R&D project brings hope to local rubber industry Philippine | 29/05/2017

Rubber farmers and processors in the Philippines have reasons to be hopeful as a group of researchers at the Department of Science and Technology – Forest Products Research and Development Institute (DOST-FPRDI) is currently working on an R&D project that seeks to boost their industry.

Titled “Optimization and Improvement of Proceses in the Production of Technically Specified Rubber and Demonstration of the Improved Facilities in Zamboanga Peninsula”, the project seeks to improve current processes in producing TSR by establishing the best practices and right technologies. The goal is to show the effects of present methods on product cost, quality and productivity.

According to Project Leader Engr. Belen B. Bisana, “The country’s natural rubber sector has long been suffering from very low productivity due to different factors: poor harvesting, old processing facilities, bad rubber quality, and lack of competitive products.”

Grown in plantations in tropical countries, the rubber tree produces inside its bark a sticky, milky sap that is gathered once the tree matures. Tappers make a cut in the trunk to collect the sap (called latex) and let the tree
live on.

Once it thickens into a semi-solid state, the latex is processed into a form that passes accepted standards (called technically specified rubber or TSR). TSR is used in a broad range of products, either alone or mixed with other ingredients.

Not all rubber is natural, however. Of the 15 billion kilos of rubber produced worldwide each year, two-thirds are synthetic. Synthetic rubber comes from petroleum by-products and like natural rubber, is widely used in the motor vehicle industry.

Engr. Bisana explains, “FPRDI took the lead in the project because it believes the natural rubber industry in the
Philippines has a lot more room to grow. Experts say that the 2015 world shortfall in natural rubber which reached 125,000 metric tons can grow to 1.067 metric tons by 2030. This booming market is something we must take advantage of.”

Rubber trees are grown in 217,000 hectares across the Philippines, mostly in Mindanao. Around 450,000 metric tons of rubber were produced in 2014, with about half coming from the Zamboanga Peninsula.

According to Engr. Bisana, about 75% of the project objectives have so far been achieved.

“We have improved and put in place new production equipment at the Philippine Pioneer Rubber Products Corporation (PPRPC). We have also integrated some of Malaysia, India and Indonesia’s best practices on latex tapping and processing in the PPRPC’s upgrading,” she says.

“We have also conducted two training courses in Zamboanga for rubber farmers, tappers, and rubber processing plant workers, teaching them how to put up a nursery, plant seedlings, do a budding operation, and harvest latex. Two training manuals have also been prepared.”

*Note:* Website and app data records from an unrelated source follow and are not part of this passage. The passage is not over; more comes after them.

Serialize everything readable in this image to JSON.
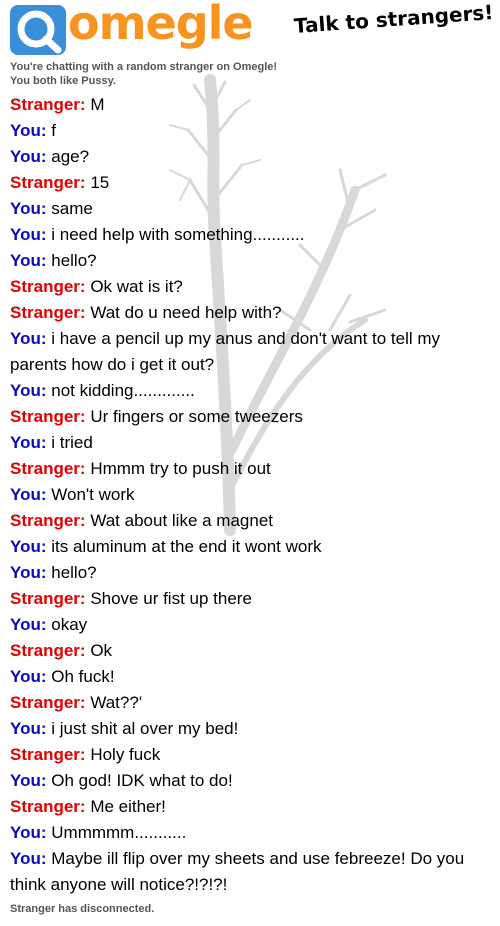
{
  "header": {
    "logo_text": "omegle",
    "tagline": "Talk to strangers!"
  },
  "status": {
    "connected": "You're chatting with a random stranger on Omegle!",
    "interests": "You both like Pussy.",
    "disconnected": "Stranger has disconnected."
  },
  "labels": {
    "stranger": "Stranger:",
    "you": "You:"
  },
  "messages": [
    {
      "who": "stranger",
      "text": "M"
    },
    {
      "who": "you",
      "text": "f"
    },
    {
      "who": "you",
      "text": "age?"
    },
    {
      "who": "stranger",
      "text": "15"
    },
    {
      "who": "you",
      "text": "same"
    },
    {
      "who": "you",
      "text": "i need help with something..........."
    },
    {
      "who": "you",
      "text": "hello?"
    },
    {
      "who": "stranger",
      "text": "Ok wat is it?"
    },
    {
      "who": "stranger",
      "text": "Wat do u need help with?"
    },
    {
      "who": "you",
      "text": "i have a pencil up my anus and don't want to tell my parents how do i get it out?"
    },
    {
      "who": "you",
      "text": "not kidding............."
    },
    {
      "who": "stranger",
      "text": "Ur fingers or some tweezers"
    },
    {
      "who": "you",
      "text": "i tried"
    },
    {
      "who": "stranger",
      "text": "Hmmm try to push it out"
    },
    {
      "who": "you",
      "text": "Won't work"
    },
    {
      "who": "stranger",
      "text": "Wat about like a magnet"
    },
    {
      "who": "you",
      "text": "its aluminum at the end it wont work"
    },
    {
      "who": "you",
      "text": "hello?"
    },
    {
      "who": "stranger",
      "text": "Shove ur fist up there"
    },
    {
      "who": "you",
      "text": "okay"
    },
    {
      "who": "stranger",
      "text": "Ok"
    },
    {
      "who": "you",
      "text": "Oh fuck!"
    },
    {
      "who": "stranger",
      "text": "Wat??'"
    },
    {
      "who": "you",
      "text": "i just shit al over my bed!"
    },
    {
      "who": "stranger",
      "text": "Holy fuck"
    },
    {
      "who": "you",
      "text": "Oh god! IDK what to do!"
    },
    {
      "who": "stranger",
      "text": "Me either!"
    },
    {
      "who": "you",
      "text": "Ummmmm..........."
    },
    {
      "who": "you",
      "text": "Maybe ill flip over my sheets and use febreeze! Do you think anyone will notice?!?!?!"
    }
  ],
  "colors": {
    "brand_orange": "#f7931e",
    "logo_blue": "#3a8fd9",
    "stranger_red": "#e30000",
    "you_blue": "#0b0bb5"
  },
  "icons": {
    "logo": "omegle-logo-icon"
  }
}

Funded by the DOST-Grants-in-Aid, the project started in October 2013 and is set to end July 2016.